--- HOW TO COMPLETE THIS TASK ---
Retype each entry. Leave every word as it is.

[EXTRACTED RECORDS Boundary: Start]

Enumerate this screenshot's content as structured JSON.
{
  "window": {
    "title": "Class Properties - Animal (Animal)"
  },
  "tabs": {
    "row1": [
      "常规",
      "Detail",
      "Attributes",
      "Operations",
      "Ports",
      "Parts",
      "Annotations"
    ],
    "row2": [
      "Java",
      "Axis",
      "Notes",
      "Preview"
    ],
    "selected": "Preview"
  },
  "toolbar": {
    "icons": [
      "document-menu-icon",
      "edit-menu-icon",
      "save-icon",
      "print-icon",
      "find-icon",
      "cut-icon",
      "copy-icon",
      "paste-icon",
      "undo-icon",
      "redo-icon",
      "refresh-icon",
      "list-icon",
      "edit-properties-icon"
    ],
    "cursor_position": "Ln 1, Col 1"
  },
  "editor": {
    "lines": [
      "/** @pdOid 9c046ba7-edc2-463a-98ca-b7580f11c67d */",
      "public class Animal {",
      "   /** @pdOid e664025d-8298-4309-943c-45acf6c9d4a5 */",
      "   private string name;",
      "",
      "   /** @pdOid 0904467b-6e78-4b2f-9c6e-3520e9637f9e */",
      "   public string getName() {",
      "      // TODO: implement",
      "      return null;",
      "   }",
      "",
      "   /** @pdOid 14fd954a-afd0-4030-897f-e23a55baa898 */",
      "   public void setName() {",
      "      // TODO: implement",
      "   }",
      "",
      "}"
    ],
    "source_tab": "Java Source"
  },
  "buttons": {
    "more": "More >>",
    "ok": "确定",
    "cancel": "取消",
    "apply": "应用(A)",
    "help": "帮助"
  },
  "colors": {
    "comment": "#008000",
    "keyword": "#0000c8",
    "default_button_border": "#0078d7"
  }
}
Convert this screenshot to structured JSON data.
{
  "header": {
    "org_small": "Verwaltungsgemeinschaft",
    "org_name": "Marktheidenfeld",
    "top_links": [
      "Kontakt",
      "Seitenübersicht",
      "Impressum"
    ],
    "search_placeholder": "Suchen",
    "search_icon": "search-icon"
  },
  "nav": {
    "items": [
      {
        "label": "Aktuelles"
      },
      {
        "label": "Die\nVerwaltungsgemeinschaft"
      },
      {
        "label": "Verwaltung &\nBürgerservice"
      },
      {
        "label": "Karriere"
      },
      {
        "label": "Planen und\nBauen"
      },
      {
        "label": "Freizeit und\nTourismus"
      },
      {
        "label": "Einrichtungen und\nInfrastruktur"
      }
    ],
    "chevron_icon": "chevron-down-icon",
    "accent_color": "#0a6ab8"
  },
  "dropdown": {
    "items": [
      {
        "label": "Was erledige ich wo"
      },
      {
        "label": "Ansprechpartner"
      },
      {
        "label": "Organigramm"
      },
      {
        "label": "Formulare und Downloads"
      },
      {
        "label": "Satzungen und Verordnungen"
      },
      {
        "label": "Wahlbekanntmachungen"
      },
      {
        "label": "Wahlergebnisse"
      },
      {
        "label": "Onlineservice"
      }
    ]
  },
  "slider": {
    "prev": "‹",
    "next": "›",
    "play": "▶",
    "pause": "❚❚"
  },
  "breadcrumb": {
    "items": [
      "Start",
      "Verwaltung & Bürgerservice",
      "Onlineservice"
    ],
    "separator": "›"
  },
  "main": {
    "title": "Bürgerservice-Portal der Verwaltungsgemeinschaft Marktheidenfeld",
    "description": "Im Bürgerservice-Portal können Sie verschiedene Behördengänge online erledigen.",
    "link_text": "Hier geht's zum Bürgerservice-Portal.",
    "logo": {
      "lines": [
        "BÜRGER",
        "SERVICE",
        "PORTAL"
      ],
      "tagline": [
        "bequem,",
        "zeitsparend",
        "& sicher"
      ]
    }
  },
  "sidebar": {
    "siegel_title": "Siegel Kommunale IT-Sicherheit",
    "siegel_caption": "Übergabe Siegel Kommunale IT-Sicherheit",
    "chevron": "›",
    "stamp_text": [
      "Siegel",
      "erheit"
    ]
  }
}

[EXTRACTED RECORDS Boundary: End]

--- SOLUTION TO THIS TASK ---
Enumerate this screenshot's content as structured JSON.
{
  "window": {
    "title": "Class Properties - Animal (Animal)"
  },
  "tabs": {
    "row1": [
      "常规",
      "Detail",
      "Attributes",
      "Operations",
      "Ports",
      "Parts",
      "Annotations"
    ],
    "row2": [
      "Java",
      "Axis",
      "Notes",
      "Preview"
    ],
    "selected": "Preview"
  },
  "toolbar": {
    "icons": [
      "document-menu-icon",
      "edit-menu-icon",
      "save-icon",
      "print-icon",
      "find-icon",
      "cut-icon",
      "copy-icon",
      "paste-icon",
      "undo-icon",
      "redo-icon",
      "refresh-icon",
      "list-icon",
      "edit-properties-icon"
    ],
    "cursor_position": "Ln 1, Col 1"
  },
  "editor": {
    "lines": [
      "/** @pdOid 9c046ba7-edc2-463a-98ca-b7580f11c67d */",
      "public class Animal {",
      "   /** @pdOid e664025d-8298-4309-943c-45acf6c9d4a5 */",
      "   private string name;",
      "",
      "   /** @pdOid 0904467b-6e78-4b2f-9c6e-3520e9637f9e */",
      "   public string getName() {",
      "      // TODO: implement",
      "      return null;",
      "   }",
      "",
      "   /** @pdOid 14fd954a-afd0-4030-897f-e23a55baa898 */",
      "   public void setName() {",
      "      // TODO: implement",
      "   }",
      "",
      "}"
    ],
    "source_tab": "Java Source"
  },
  "buttons": {
    "more": "More >>",
    "ok": "确定",
    "cancel": "取消",
    "apply": "应用(A)",
    "help": "帮助"
  },
  "colors": {
    "comment": "#008000",
    "keyword": "#0000c8",
    "default_button_border": "#0078d7"
  }
}
Convert this screenshot to structured JSON data.
{
  "header": {
    "org_small": "Verwaltungsgemeinschaft",
    "org_name": "Marktheidenfeld",
    "top_links": [
      "Kontakt",
      "Seitenübersicht",
      "Impressum"
    ],
    "search_placeholder": "Suchen",
    "search_icon": "search-icon"
  },
  "nav": {
    "items": [
      {
        "label": "Aktuelles"
      },
      {
        "label": "Die\nVerwaltungsgemeinschaft"
      },
      {
        "label": "Verwaltung &\nBürgerservice"
      },
      {
        "label": "Karriere"
      },
      {
        "label": "Planen und\nBauen"
      },
      {
        "label": "Freizeit und\nTourismus"
      },
      {
        "label": "Einrichtungen und\nInfrastruktur"
      }
    ],
    "chevron_icon": "chevron-down-icon",
    "accent_color": "#0a6ab8"
  },
  "dropdown": {
    "items": [
      {
        "label": "Was erledige ich wo"
      },
      {
        "label": "Ansprechpartner"
      },
      {
        "label": "Organigramm"
      },
      {
        "label": "Formulare und Downloads"
      },
      {
        "label": "Satzungen und Verordnungen"
      },
      {
        "label": "Wahlbekanntmachungen"
      },
      {
        "label": "Wahlergebnisse"
      },
      {
        "label": "Onlineservice"
      }
    ]
  },
  "slider": {
    "prev": "‹",
    "next": "›",
    "play": "▶",
    "pause": "❚❚"
  },
  "breadcrumb": {
    "items": [
      "Start",
      "Verwaltung & Bürgerservice",
      "Onlineservice"
    ],
    "separator": "›"
  },
  "main": {
    "title": "Bürgerservice-Portal der Verwaltungsgemeinschaft Marktheidenfeld",
    "description": "Im Bürgerservice-Portal können Sie verschiedene Behördengänge online erledigen.",
    "link_text": "Hier geht's zum Bürgerservice-Portal.",
    "logo": {
      "lines": [
        "BÜRGER",
        "SERVICE",
        "PORTAL"
      ],
      "tagline": [
        "bequem,",
        "zeitsparend",
        "& sicher"
      ]
    }
  },
  "sidebar": {
    "siegel_title": "Siegel Kommunale IT-Sicherheit",
    "siegel_caption": "Übergabe Siegel Kommunale IT-Sicherheit",
    "chevron": "›",
    "stamp_text": [
      "Siegel",
      "erheit"
    ]
  }
}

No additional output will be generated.